**EXERCISE INPUTS**
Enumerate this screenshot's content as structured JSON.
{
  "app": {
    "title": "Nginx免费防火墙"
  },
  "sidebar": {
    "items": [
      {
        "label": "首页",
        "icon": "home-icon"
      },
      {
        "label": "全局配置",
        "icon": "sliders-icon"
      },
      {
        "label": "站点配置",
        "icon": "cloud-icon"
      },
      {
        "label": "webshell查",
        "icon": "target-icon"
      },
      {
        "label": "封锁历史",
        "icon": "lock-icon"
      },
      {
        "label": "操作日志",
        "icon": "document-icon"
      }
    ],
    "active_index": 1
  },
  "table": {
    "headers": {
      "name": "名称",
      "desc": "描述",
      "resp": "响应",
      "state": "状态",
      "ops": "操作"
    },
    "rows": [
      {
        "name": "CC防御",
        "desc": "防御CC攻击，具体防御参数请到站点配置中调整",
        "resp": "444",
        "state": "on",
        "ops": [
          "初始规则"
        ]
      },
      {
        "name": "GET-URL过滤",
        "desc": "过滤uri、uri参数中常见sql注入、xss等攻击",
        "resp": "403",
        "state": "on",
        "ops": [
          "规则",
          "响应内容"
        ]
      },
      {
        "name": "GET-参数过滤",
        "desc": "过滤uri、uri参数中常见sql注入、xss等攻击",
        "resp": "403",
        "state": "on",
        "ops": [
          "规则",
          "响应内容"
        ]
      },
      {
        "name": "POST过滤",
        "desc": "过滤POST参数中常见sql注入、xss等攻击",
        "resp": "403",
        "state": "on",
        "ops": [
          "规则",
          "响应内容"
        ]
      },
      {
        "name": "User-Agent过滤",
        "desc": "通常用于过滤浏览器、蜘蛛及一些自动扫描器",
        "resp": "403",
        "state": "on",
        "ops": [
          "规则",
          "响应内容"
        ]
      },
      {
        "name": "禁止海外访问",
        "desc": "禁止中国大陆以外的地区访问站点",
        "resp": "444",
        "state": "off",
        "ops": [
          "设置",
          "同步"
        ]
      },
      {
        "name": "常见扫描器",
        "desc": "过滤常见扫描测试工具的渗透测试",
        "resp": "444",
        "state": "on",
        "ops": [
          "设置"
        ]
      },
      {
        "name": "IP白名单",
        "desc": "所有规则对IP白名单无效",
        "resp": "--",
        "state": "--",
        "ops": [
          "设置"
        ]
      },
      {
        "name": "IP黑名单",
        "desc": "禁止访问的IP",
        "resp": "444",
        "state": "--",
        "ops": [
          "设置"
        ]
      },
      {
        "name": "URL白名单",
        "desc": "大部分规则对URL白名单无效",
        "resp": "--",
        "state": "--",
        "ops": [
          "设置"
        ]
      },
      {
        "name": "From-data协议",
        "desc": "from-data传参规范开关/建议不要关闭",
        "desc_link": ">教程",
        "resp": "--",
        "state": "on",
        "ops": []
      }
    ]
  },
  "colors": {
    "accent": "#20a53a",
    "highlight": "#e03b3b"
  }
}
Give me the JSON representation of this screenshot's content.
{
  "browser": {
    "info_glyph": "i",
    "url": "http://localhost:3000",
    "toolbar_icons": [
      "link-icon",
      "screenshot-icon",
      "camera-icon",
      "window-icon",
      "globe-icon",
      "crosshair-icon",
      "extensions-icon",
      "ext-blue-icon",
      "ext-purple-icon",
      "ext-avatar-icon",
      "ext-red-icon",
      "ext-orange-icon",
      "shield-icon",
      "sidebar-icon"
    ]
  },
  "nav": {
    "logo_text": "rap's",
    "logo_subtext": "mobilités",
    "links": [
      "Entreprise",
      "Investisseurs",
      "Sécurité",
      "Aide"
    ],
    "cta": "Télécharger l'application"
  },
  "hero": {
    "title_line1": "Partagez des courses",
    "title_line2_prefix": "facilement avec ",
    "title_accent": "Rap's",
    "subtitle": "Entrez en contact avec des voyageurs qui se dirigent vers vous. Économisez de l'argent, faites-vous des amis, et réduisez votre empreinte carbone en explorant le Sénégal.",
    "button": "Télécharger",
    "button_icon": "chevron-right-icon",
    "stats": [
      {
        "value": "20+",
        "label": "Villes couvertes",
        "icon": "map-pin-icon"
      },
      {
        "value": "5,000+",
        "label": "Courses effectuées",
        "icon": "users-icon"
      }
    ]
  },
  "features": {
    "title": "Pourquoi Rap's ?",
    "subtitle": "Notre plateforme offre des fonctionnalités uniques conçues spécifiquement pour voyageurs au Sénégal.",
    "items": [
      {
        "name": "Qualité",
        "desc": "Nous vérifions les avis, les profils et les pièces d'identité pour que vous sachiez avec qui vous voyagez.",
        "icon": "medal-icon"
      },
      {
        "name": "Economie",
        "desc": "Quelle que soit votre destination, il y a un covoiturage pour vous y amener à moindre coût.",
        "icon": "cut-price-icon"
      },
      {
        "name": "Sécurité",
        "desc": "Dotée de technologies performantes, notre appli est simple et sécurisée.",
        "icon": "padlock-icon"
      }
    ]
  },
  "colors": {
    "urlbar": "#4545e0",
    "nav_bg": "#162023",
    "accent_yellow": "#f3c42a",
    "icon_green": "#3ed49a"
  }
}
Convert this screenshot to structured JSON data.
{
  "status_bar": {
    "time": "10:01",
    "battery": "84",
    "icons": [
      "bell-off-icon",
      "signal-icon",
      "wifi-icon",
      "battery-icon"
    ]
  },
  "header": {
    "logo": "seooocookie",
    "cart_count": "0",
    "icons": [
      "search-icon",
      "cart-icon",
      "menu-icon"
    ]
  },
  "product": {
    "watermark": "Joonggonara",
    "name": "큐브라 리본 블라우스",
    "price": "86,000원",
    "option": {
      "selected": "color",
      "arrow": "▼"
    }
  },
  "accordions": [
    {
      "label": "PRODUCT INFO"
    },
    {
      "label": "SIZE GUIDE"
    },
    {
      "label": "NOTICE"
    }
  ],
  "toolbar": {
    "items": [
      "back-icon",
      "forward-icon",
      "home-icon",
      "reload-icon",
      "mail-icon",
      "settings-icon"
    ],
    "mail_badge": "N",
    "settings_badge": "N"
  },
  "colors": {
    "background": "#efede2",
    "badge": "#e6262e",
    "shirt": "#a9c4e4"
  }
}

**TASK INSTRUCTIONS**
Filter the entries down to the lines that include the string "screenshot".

**TASK RESULT**
Enumerate this screenshot's content as structured JSON.
Give me the JSON representation of this screenshot's content.
      "screenshot-icon",
Convert this screenshot to structured JSON data.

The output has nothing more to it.